=== Activity ===
Report how many lines in the following entries contain "title". Nothing else should be given.

=== Given records ===
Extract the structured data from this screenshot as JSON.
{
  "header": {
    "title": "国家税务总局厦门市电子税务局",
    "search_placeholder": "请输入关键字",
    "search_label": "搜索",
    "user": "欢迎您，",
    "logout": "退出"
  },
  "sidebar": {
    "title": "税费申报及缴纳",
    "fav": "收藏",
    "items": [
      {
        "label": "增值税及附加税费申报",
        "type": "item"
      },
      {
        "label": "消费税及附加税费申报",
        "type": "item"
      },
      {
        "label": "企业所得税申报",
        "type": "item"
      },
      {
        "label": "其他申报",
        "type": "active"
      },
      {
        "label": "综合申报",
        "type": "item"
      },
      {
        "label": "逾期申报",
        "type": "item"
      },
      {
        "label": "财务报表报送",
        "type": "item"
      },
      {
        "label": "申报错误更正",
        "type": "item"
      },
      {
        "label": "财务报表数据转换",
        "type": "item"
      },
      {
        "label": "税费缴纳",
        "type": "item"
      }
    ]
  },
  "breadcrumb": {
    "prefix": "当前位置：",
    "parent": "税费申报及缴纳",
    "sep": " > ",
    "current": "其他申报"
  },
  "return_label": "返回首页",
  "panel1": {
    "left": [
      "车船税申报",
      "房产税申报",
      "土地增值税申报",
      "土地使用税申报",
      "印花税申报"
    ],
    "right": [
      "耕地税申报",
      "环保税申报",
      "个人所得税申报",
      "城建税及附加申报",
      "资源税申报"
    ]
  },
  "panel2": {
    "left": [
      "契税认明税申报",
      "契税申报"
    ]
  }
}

=== Answer to the exercise ===
2